In its 2022 “State of the Nation’s Housing” report, the Joint Center for Housing Studies of Harvard University relays that even with more apartments going up and higher interest rates relieving competition for home buyers, for “lower-income households and households of color … the pressure of high housing costs is unlikely to relent.”
Similar outcomes for community land trust and traditional homeowners
The findings published in Housing Policy Debate are based on a survey conducted in May 2018 with 216 community land trust homeowners, 142 market-rate homeowners and 130 renters, all of whom lived in Minneapolis, Minnesota or Portland, Oregon.
The average annual household income among the three participant groups ranged from nearly $38,000 to just over $42,000. The average monthly housing payment for community land trust homeowners was lowest at $772; renters paid $810, on average, monthly while homeowners who bought at market rates paid a monthly average of $822.
The survey explored these outcomes for community land trust households:
- Financial health
- Housing stability
- Overall quality of life
Participants who were community land trust homeowners were about evenly split between Portland and Minneapolis.

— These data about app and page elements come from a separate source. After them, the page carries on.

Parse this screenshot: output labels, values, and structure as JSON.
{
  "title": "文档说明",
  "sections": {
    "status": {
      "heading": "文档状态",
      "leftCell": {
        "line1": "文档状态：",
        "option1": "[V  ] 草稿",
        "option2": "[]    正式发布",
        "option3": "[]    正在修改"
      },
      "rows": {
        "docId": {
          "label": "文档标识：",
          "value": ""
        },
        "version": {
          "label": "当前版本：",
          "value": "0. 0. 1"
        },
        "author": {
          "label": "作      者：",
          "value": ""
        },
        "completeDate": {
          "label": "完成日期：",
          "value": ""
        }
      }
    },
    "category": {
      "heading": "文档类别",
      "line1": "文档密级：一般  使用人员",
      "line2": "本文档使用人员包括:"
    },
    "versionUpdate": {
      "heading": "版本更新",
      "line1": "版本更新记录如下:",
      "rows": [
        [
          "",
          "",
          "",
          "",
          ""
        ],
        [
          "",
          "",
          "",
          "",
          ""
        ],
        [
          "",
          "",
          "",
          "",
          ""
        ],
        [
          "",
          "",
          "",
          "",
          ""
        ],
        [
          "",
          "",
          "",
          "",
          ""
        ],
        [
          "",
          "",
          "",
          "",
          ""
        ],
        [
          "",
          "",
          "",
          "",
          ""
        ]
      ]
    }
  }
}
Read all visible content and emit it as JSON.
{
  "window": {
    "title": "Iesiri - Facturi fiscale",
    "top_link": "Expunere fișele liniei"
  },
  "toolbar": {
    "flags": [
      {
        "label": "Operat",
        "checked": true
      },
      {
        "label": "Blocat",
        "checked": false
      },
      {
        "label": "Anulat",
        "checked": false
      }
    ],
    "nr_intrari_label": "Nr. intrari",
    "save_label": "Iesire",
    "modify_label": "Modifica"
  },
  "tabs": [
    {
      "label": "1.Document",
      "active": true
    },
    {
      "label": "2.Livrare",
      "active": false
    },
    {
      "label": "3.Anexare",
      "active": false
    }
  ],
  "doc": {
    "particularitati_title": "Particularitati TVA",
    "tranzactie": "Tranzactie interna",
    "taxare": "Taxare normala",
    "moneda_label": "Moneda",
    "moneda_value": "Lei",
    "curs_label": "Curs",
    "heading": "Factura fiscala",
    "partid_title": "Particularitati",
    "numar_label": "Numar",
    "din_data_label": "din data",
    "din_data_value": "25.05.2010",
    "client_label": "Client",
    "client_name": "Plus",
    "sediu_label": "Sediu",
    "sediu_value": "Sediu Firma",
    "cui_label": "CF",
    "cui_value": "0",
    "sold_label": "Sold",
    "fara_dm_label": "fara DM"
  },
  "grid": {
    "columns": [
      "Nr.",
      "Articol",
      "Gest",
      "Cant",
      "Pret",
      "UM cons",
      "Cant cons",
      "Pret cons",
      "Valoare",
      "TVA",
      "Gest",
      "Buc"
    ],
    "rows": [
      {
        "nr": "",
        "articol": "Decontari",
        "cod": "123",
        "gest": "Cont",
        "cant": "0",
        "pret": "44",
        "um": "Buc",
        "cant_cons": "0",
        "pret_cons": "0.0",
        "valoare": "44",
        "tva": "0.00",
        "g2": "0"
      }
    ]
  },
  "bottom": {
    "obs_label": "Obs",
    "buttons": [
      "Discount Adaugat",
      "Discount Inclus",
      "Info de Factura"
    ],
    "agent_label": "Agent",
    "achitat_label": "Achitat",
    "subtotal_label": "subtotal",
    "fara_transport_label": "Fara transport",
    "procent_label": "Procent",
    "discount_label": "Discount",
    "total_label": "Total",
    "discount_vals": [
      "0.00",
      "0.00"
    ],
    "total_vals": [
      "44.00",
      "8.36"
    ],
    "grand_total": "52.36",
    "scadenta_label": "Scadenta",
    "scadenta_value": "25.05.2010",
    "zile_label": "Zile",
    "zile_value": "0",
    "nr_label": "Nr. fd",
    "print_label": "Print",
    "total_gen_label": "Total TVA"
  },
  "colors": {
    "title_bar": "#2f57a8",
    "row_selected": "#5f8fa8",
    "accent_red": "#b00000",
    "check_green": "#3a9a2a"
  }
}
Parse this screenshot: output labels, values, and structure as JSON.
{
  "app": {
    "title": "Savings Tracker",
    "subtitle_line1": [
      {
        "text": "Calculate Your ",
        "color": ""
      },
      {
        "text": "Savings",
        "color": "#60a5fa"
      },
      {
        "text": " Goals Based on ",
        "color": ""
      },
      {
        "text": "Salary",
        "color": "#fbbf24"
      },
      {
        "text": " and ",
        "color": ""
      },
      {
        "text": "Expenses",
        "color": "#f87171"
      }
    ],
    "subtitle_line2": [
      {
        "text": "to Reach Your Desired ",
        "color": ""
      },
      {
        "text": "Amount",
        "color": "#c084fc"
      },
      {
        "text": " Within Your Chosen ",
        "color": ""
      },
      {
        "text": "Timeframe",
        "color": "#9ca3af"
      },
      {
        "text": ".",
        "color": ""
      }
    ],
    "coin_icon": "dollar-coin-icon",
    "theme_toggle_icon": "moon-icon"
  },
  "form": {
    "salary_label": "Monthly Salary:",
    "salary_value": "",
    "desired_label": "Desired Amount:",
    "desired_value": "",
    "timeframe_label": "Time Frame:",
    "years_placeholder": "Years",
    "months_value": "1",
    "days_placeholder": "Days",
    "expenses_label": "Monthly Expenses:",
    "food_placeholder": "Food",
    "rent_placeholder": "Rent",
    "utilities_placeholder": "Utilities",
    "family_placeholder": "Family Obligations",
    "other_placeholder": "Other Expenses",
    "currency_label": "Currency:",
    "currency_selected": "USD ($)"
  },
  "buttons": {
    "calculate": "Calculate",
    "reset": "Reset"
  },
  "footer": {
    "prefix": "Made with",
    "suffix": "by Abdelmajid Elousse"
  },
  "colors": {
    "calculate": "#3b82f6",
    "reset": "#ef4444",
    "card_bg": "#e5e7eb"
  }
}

About 66% of the market-rate owners and nearly 91% of renters were in Portland.
Community land trust homeowners who took the survey were more likely to be “older, Black and in female-headed households,” the authors write.
“These data suggest that [community land trusts] are serving their targeted populations of women, single-headed households, and minorities,” they add.
Renters were much more likely than community land trust homeowners to report having moved recently, along with less overall housing stability, more financial hardship, less time to pursue their goals, and less of a feeling that their house was a home — for example, that they were free to make alterations in and on their house or apartment. All those findings were statistically significant.
Market rate and community land trust homeowners reported similar levels of financial hardship, housing stability and feeling that their house was a home. Market rate owners, however, reported less time to tackle other goals than did community land trust owners.
White couples who live in market rate households “may spend more time working” than community land trust owners, who “may not be as focused on making more money and instead focused more on achieving other life satisfactions,” the authors write.
The “sense of autonomy, control and responsibility” that community land trust homeowners gain in contrast to renting or other less stable housing situations contributes “to a growing reserve of confidence and belief in one’s capabilities that could then be deployed in pursuit of grander, more challenging goals,” according to a paper published in March 2018 in the journal Housing Studies, based on interviews with 91 community land trust homeowners in Minneapolis.
Community land trusts are unlikely to be a cure-all for the housing crisis. As Schneider points out, they require time, energy and dedication to launch and maintain. At the same time, they have worked well to establish housing stability in a variety of communities, both urban and rural, across the country.
“These are things that take decades to really solidify,” Schneider says. “For me, it’s just another piece of the puzzle that can help keep folks that might otherwise be in unstable housing conditions, or, in some instances, being pushed out of neighborhoods that they’ve lived in for generations, as a way to potentially keep them there.”